Changing Englishes: An Interactive Course for Teachers
English, like all languages, is constantly changing. But in
these globalizing times, it is changing at a faster pace and in a
greater number of contexts of use than ever before. Non-native users, including
learners and teachers, are the agents of much of this dynamism,
bringing to English the rich influences of their local languages
and cultural contexts. They are also recrafting English to serve as
a lingua franca between users
of different first languages. The idea of English as a
foreign language, belonging to native speakers only, is
rapidly passing. And referring to English in the singular—which has
always misrepresented its diversity—is no longer adequate.
Changing Englishes is an urgent issue for teachers.
This online course is designed to help you meet the challenges it
poses and to make the most of the opportunities it offers.
Who the course is for
This course is for experienced and trainee teachers of English
as an additional language who are open to new ways of thinking
about their profession and are interested in English as it is used
around the world, especially as a lingua franca.
Unlike many resources and discussions in English Language
Teaching, it concentrates on what English teachers teach,
and how it is learnt, rather than on how to they teach
What the course is about
The course invites visitors to ask the following questions:
- What is English?
- How is English used beyond the classroom?
- How is English learnt in the classroom?
- How is English learnt beyond the classroom?
- How can English be taught in the classroom?
What the course is for
This course has two principal objectives:
- to help raise teachers' awareness of the variable and dynamic
nature of global English and to reflect on implications for their
- to engage teachers in the process of developing learning and
teaching strategies which respond to the reality of global English
but which are relevant for their local needs and contexts
The course won't supply you
with many classroom activities or materials. Neither will it tell
you how to teach
English as an International Language or
English as a Lingua Franca. However, there are practical
suggestions for teachers in Units 4 and 5, and on the Resources page. You can also share your
own resources on this site.
How the course works
- The course guides you through a series of conceptual
units and activities. The activities include opportunities to:
- reflect on your own beliefs and levels of awareness, as well as
on new ideas and data that we provide
- try flashcard quizzes as a 'concept check' of your
- collect and analyse your own data
- contribute your own findings and reflections to this
and read about the views of other users of this course
- All activities will give you feedback, some of
it tuned to your specific responses: just click on
the feedback icons which look like the following:
- The activities and feedback
form an integral part of the course, often presenting new ideas
which will be needed subsequently, so we recommend that you don't
- A progress bar tells you how far you
have got and how much further you can go. How much time you spend
on the course is obviously up to you, but we estimate that you
might need about one hour per unit. You may need to make notes
during the activities. If so, try typing them into a Word (or
similar) document as you go along. That way, you will have a record

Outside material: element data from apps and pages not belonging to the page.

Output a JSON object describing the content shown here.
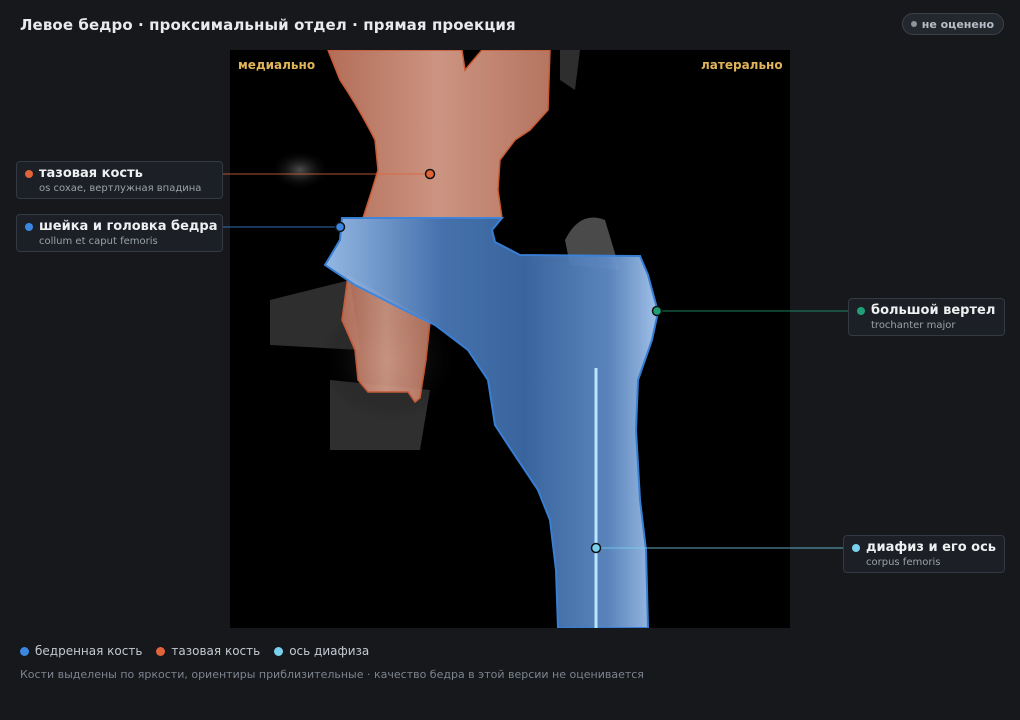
{
  "header": {
    "title": "Левое бедро · проксимальный отдел · прямая проекция",
    "status_badge": "не оценено"
  },
  "image": {
    "orientation_left": "медиально",
    "orientation_right": "латерально"
  },
  "callouts": [
    {
      "id": "pelvis",
      "label": "тазовая кость",
      "sublabel": "os coxae, вертлужная впадина",
      "color": "#e0633a"
    },
    {
      "id": "neck",
      "label": "шейка и головка бедра",
      "sublabel": "collum et caput femoris",
      "color": "#3b86e0"
    },
    {
      "id": "trochanter",
      "label": "большой вертел",
      "sublabel": "trochanter major",
      "color": "#1f9e78"
    },
    {
      "id": "shaft",
      "label": "диафиз и его ось",
      "sublabel": "corpus femoris",
      "color": "#78d0ee"
    }
  ],
  "legend": [
    {
      "label": "бедренная кость",
      "color": "#3b86e0"
    },
    {
      "label": "тазовая кость",
      "color": "#e0633a"
    },
    {
      "label": "ось диафиза",
      "color": "#78d0ee"
    }
  ],
  "footnote": "Кости выделены по яркости, ориентиры приблизительные · качество бедра в этой версии не оценивается"
}
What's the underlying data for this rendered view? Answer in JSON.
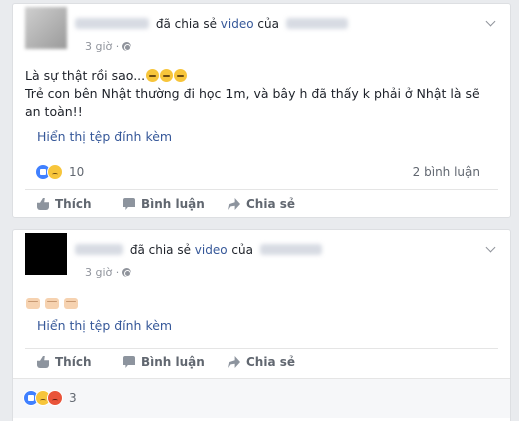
{
  "posts": [
    {
      "action_text": "đã chia sẻ",
      "object_link": "video",
      "of_text": "của",
      "time": "3 giờ ·",
      "lines": [
        "Là sự thật rồi sao...",
        "Trẻ con bên Nhật thường đi học 1m, và bây h đã thấy k phải ở Nhật là sẽ",
        "an toàn!!"
      ],
      "emoji": [
        "disappointed-emoji",
        "disappointed-emoji",
        "disappointed-emoji"
      ],
      "attachment_link": "Hiển thị tệp đính kèm",
      "reaction_count": "10",
      "comment_count": "2 bình luận",
      "actions": {
        "like": "Thích",
        "comment": "Bình luận",
        "share": "Chia sẻ"
      }
    },
    {
      "action_text": "đã chia sẻ",
      "object_link": "video",
      "of_text": "của",
      "time": "3 giờ ·",
      "emoji": [
        "fist-emoji",
        "fist-emoji",
        "fist-emoji"
      ],
      "attachment_link": "Hiển thị tệp đính kèm",
      "reaction_count": "3",
      "actions": {
        "like": "Thích",
        "comment": "Bình luận",
        "share": "Chia sẻ"
      }
    }
  ],
  "colors": {
    "link": "#365899",
    "like_reaction": "#4080ff",
    "sad_reaction": "#f7c53b",
    "angry_reaction": "#e9543a",
    "page_bg": "#e9ebee"
  },
  "icons": {
    "globe": "globe-icon",
    "options": "chevron-down-icon",
    "like": "thumbs-up-icon",
    "comment": "comment-icon",
    "share": "share-arrow-icon"
  }
}
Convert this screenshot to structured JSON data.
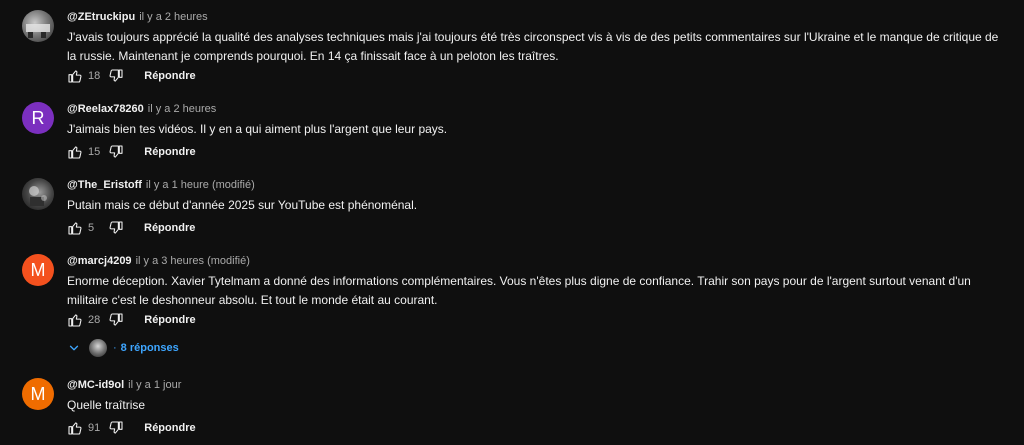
{
  "comments": [
    {
      "author": "@ZEtruckipu",
      "time": "il y a 2 heures",
      "avatar_letter": "",
      "avatar_color": "",
      "text": "J'avais toujours apprécié la qualité des analyses techniques mais j'ai toujours été très circonspect vis à vis de des petits commentaires sur l'Ukraine et le manque de critique de la russie. Maintenant je comprends pourquoi. En 14 ça finissait face à un peloton les traîtres.",
      "likes": "18",
      "reply_label": "Répondre"
    },
    {
      "author": "@Reelax78260",
      "time": "il y a 2 heures",
      "avatar_letter": "R",
      "avatar_color": "#7b2fbf",
      "text": "J'aimais bien tes vidéos. Il y en a qui aiment plus l'argent que leur pays.",
      "likes": "15",
      "reply_label": "Répondre"
    },
    {
      "author": "@The_Eristoff",
      "time": "il y a 1 heure (modifié)",
      "avatar_letter": "",
      "avatar_color": "",
      "text": "Putain mais ce début d'année 2025 sur YouTube est phénoménal.",
      "likes": "5",
      "reply_label": "Répondre"
    },
    {
      "author": "@marcj4209",
      "time": "il y a 3 heures (modifié)",
      "avatar_letter": "M",
      "avatar_color": "#f4511e",
      "text": "Enorme déception. Xavier Tytelmam a donné des informations complémentaires. Vous n'êtes plus digne de confiance. Trahir son pays pour de l'argent surtout venant d'un militaire c'est le deshonneur absolu. Et tout le monde était au courant.",
      "likes": "28",
      "reply_label": "Répondre",
      "replies_label": "8 réponses"
    },
    {
      "author": "@MC-id9ol",
      "time": "il y a 1 jour",
      "avatar_letter": "M",
      "avatar_color": "#ef6c00",
      "text": "Quelle traîtrise",
      "likes": "91",
      "reply_label": "Répondre"
    }
  ],
  "colors": {
    "background": "#0f0f0f",
    "text": "#f1f1f1",
    "secondary_text": "#aaaaaa",
    "link_blue": "#3ea6ff"
  },
  "icons": {
    "like": "thumb-up-icon",
    "dislike": "thumb-down-icon",
    "expand": "chevron-down-icon"
  }
}
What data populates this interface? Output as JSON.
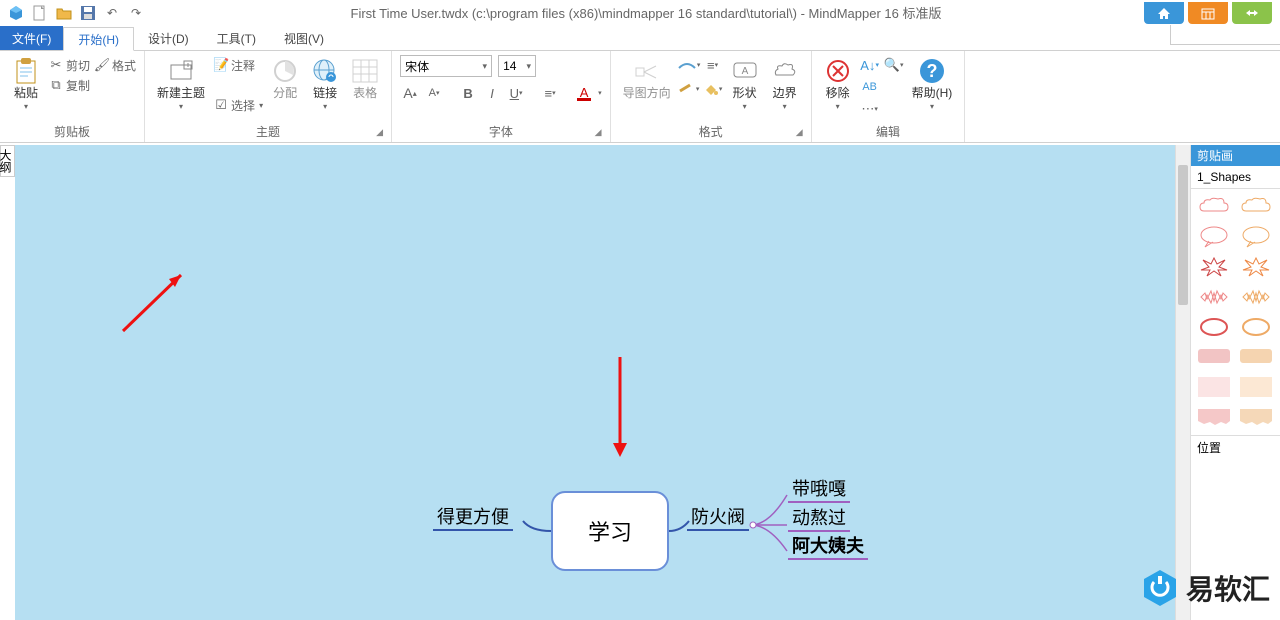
{
  "title": "First Time User.twdx (c:\\program files (x86)\\mindmapper 16 standard\\tutorial\\) - MindMapper 16 标准版",
  "tabs": {
    "file": "文件(F)",
    "home": "开始(H)",
    "design": "设计(D)",
    "tools": "工具(T)",
    "view": "视图(V)"
  },
  "groups": {
    "clipboard": "剪贴板",
    "topic": "主题",
    "font": "字体",
    "format": "格式",
    "edit": "编辑"
  },
  "btn": {
    "paste": "粘贴",
    "cut": "剪切",
    "copy": "复制",
    "fmtpaint": "格式",
    "newtopic": "新建主题",
    "select": "选择",
    "comment": "注释",
    "assign": "分配",
    "link": "链接",
    "table": "表格",
    "direction": "导图方向",
    "shape": "形状",
    "border": "边界",
    "remove": "移除",
    "help": "帮助(H)"
  },
  "font": {
    "name": "宋体",
    "size": "14"
  },
  "rightpanel": {
    "title": "剪贴画",
    "category": "1_Shapes",
    "pos": "位置"
  },
  "outline": "大纲",
  "mindmap": {
    "central": "学习",
    "left": "得更方便",
    "r1": "防火阀",
    "r1a": "带哦嘎",
    "r1b": "动熬过",
    "r1c": "阿大姨夫"
  },
  "logo": "易软汇"
}
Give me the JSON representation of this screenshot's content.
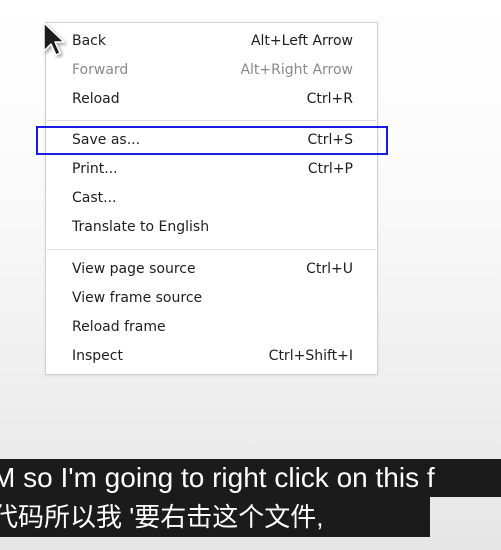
{
  "context_menu": {
    "items": [
      {
        "label": "Back",
        "accel": "Alt+Left Arrow",
        "disabled": false
      },
      {
        "label": "Forward",
        "accel": "Alt+Right Arrow",
        "disabled": true
      },
      {
        "label": "Reload",
        "accel": "Ctrl+R",
        "disabled": false
      },
      {
        "label": "Save as...",
        "accel": "Ctrl+S",
        "disabled": false
      },
      {
        "label": "Print...",
        "accel": "Ctrl+P",
        "disabled": false
      },
      {
        "label": "Cast...",
        "accel": "",
        "disabled": false
      },
      {
        "label": "Translate to English",
        "accel": "",
        "disabled": false
      },
      {
        "label": "View page source",
        "accel": "Ctrl+U",
        "disabled": false
      },
      {
        "label": "View frame source",
        "accel": "",
        "disabled": false
      },
      {
        "label": "Reload frame",
        "accel": "",
        "disabled": false
      },
      {
        "label": "Inspect",
        "accel": "Ctrl+Shift+I",
        "disabled": false
      }
    ]
  },
  "highlight": {
    "target": "Save as...",
    "color": "#1a1ae6"
  },
  "subtitles": {
    "line1": "M so I'm going to right click on this f",
    "line2": "代码所以我 '要右击这个文件,"
  }
}
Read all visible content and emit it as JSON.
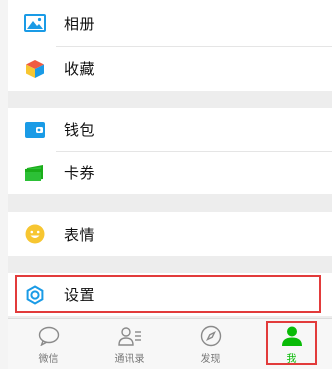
{
  "menu": {
    "group1": [
      {
        "label": "相册",
        "icon": "photo-album-icon"
      },
      {
        "label": "收藏",
        "icon": "favorites-cube-icon"
      }
    ],
    "group2": [
      {
        "label": "钱包",
        "icon": "wallet-icon"
      },
      {
        "label": "卡券",
        "icon": "card-coupon-icon"
      }
    ],
    "group3": [
      {
        "label": "表情",
        "icon": "emoji-icon"
      }
    ],
    "group4": [
      {
        "label": "设置",
        "icon": "settings-icon"
      }
    ]
  },
  "tabbar": {
    "tabs": [
      {
        "label": "微信",
        "icon": "chat-bubble-icon",
        "active": false
      },
      {
        "label": "通讯录",
        "icon": "contacts-icon",
        "active": false
      },
      {
        "label": "发现",
        "icon": "compass-icon",
        "active": false
      },
      {
        "label": "我",
        "icon": "profile-person-icon",
        "active": true
      }
    ]
  },
  "colors": {
    "accent_green": "#09bb07",
    "highlight_red": "#e23b3b",
    "album_blue": "#1a9be6",
    "wallet_blue": "#1a9be6",
    "card_green": "#1aad19",
    "emoji_yellow": "#f7c631"
  }
}
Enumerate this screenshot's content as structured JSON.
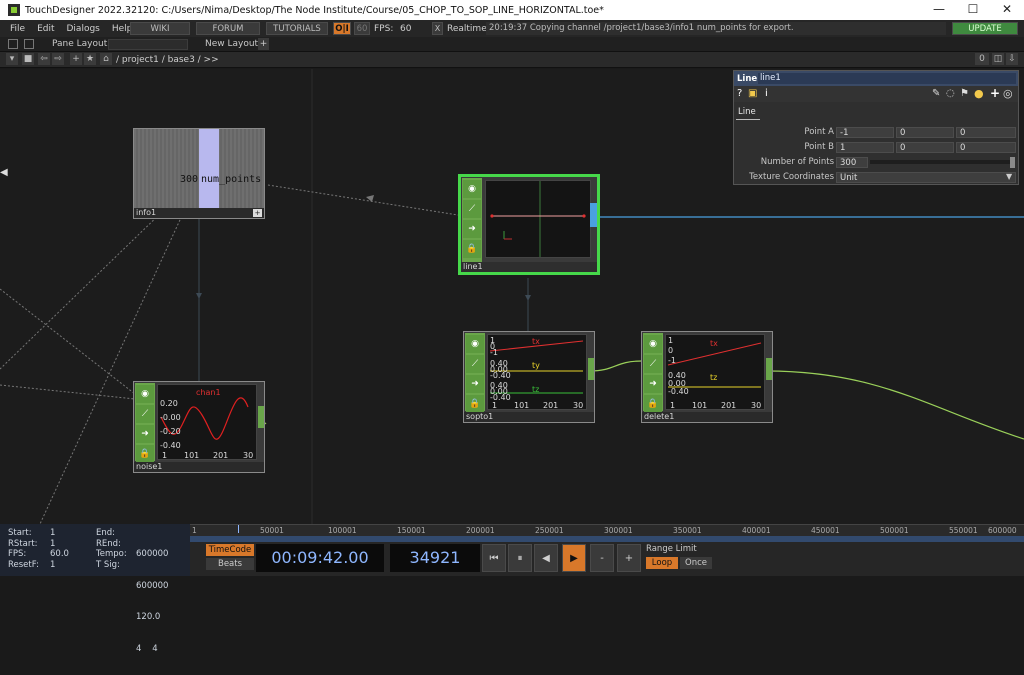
{
  "window": {
    "title": "TouchDesigner 2022.32120: C:/Users/Nima/Desktop/The Node Institute/Course/05_CHOP_TO_SOP_LINE_HORIZONTAL.toe*",
    "minimize": "—",
    "maximize": "☐",
    "close": "✕"
  },
  "menubar": {
    "items": [
      "File",
      "Edit",
      "Dialogs",
      "Help"
    ],
    "wiki": "WIKI",
    "forum": "FORUM",
    "tutorials": "TUTORIALS",
    "perf_badge": "O|I",
    "fps_value_box": "60",
    "fps_label": "FPS:",
    "fps_value": "60",
    "realtime_check": "X",
    "realtime_label": "Realtime",
    "status": "20:19:37 Copying channel /project1/base3/info1 num_points for export.",
    "update": "UPDATE"
  },
  "panebar": {
    "pane_layout": "Pane Layout",
    "new_layout": "New Layout",
    "new_layout_plus": "+"
  },
  "pathbar": {
    "path": "/ project1 / base3 / >>",
    "pane_index": "0"
  },
  "nodes": {
    "info1": {
      "label": "info1",
      "value": "300",
      "channel": "num_points"
    },
    "line1": {
      "label": "line1"
    },
    "noise1": {
      "label": "noise1",
      "channel": "chan1",
      "y_ticks": [
        "0.20",
        "-0.00",
        "-0.20",
        "-0.40"
      ],
      "x_ticks": [
        "1",
        "101",
        "201",
        "30"
      ]
    },
    "sopto1": {
      "label": "sopto1",
      "channels": [
        "tx",
        "ty",
        "tz"
      ],
      "ticks_a": [
        "1",
        "0",
        "-1"
      ],
      "ticks_b": [
        "0.40",
        "0.00",
        "-0.40"
      ],
      "ticks_c": [
        "0.40",
        "0.00",
        "-0.40"
      ],
      "x_ticks": [
        "1",
        "101",
        "201",
        "30"
      ]
    },
    "delete1": {
      "label": "delete1",
      "channels": [
        "tx",
        "tz"
      ],
      "ticks_a": [
        "1",
        "0",
        "-1"
      ],
      "ticks_b": [
        "0.40",
        "0.00",
        "-0.40"
      ],
      "x_ticks": [
        "1",
        "101",
        "201",
        "30"
      ]
    }
  },
  "params": {
    "op_type": "Line",
    "op_name": "line1",
    "tab": "Line",
    "rows": [
      {
        "label": "Point A",
        "values": [
          "-1",
          "0",
          "0"
        ]
      },
      {
        "label": "Point B",
        "values": [
          "1",
          "0",
          "0"
        ]
      },
      {
        "label": "Number of Points",
        "values": [
          "300"
        ]
      },
      {
        "label": "Texture Coordinates",
        "values": [
          "Unit"
        ]
      }
    ]
  },
  "timeline": {
    "ticks": [
      "1",
      "50001",
      "100001",
      "150001",
      "200001",
      "250001",
      "300001",
      "350001",
      "400001",
      "450001",
      "500001",
      "550001",
      "600000"
    ]
  },
  "stats": {
    "left": [
      {
        "k": "Start:",
        "v": "1"
      },
      {
        "k": "RStart:",
        "v": "1"
      },
      {
        "k": "FPS:",
        "v": "60.0"
      },
      {
        "k": "ResetF:",
        "v": "1"
      }
    ],
    "right": [
      {
        "k": "End:",
        "v": "600000"
      },
      {
        "k": "REnd:",
        "v": "600000"
      },
      {
        "k": "Tempo:",
        "v": "120.0"
      },
      {
        "k": "T Sig:",
        "v": "4    4"
      }
    ]
  },
  "controls": {
    "timecode": "TimeCode",
    "beats": "Beats",
    "time": "00:09:42.00",
    "frame": "34921",
    "range_limit": "Range Limit",
    "loop": "Loop",
    "once": "Once",
    "rewind": "⏮",
    "pause": "⏸",
    "step_back": "◀",
    "play": "▶",
    "minus": "-",
    "plus": "+"
  },
  "colors": {
    "accent_green": "#88cc33",
    "selected_node_border": "#46d84a",
    "wire_blue": "#4aa0e0",
    "wire_green": "#9ad05a",
    "time_blue": "#8fb7ff",
    "play_orange": "#d8782a"
  }
}
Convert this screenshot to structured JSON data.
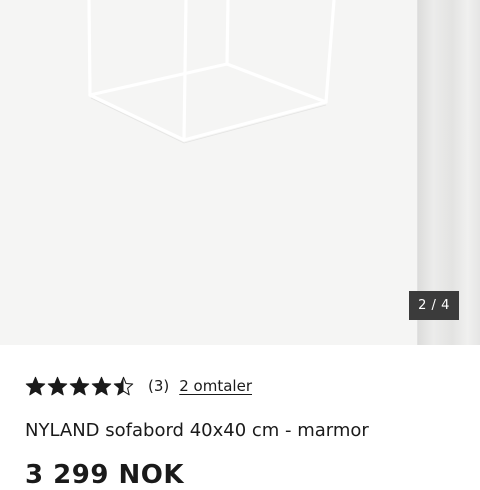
{
  "gallery": {
    "image_alt": "NYLAND sofabord",
    "counter": "2 / 4"
  },
  "product": {
    "rating": {
      "value": 4.5,
      "max": 5,
      "count_text": "(3)",
      "reviews_link": "2 omtaler"
    },
    "title": "NYLAND sofabord 40x40 cm - marmor",
    "price": "3 299 NOK"
  },
  "colors": {
    "star": "#1a1a1a",
    "counter_bg": "#3b3b3b",
    "image_bg": "#f5f5f4"
  }
}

of your thinking at the end of the course. You will also be able to
copy and paste your ideas directly onto the Discussion Board
- A sidebar gives you access to the
Table of Contents and quick links to other parts of the site
- Technical terms are glossed (just
hover over them); clicking on references takes you to the full
This work is licensed under a Creative Commons
Attribution 3.0 Unported License. You are free to use all
material except unattributed images.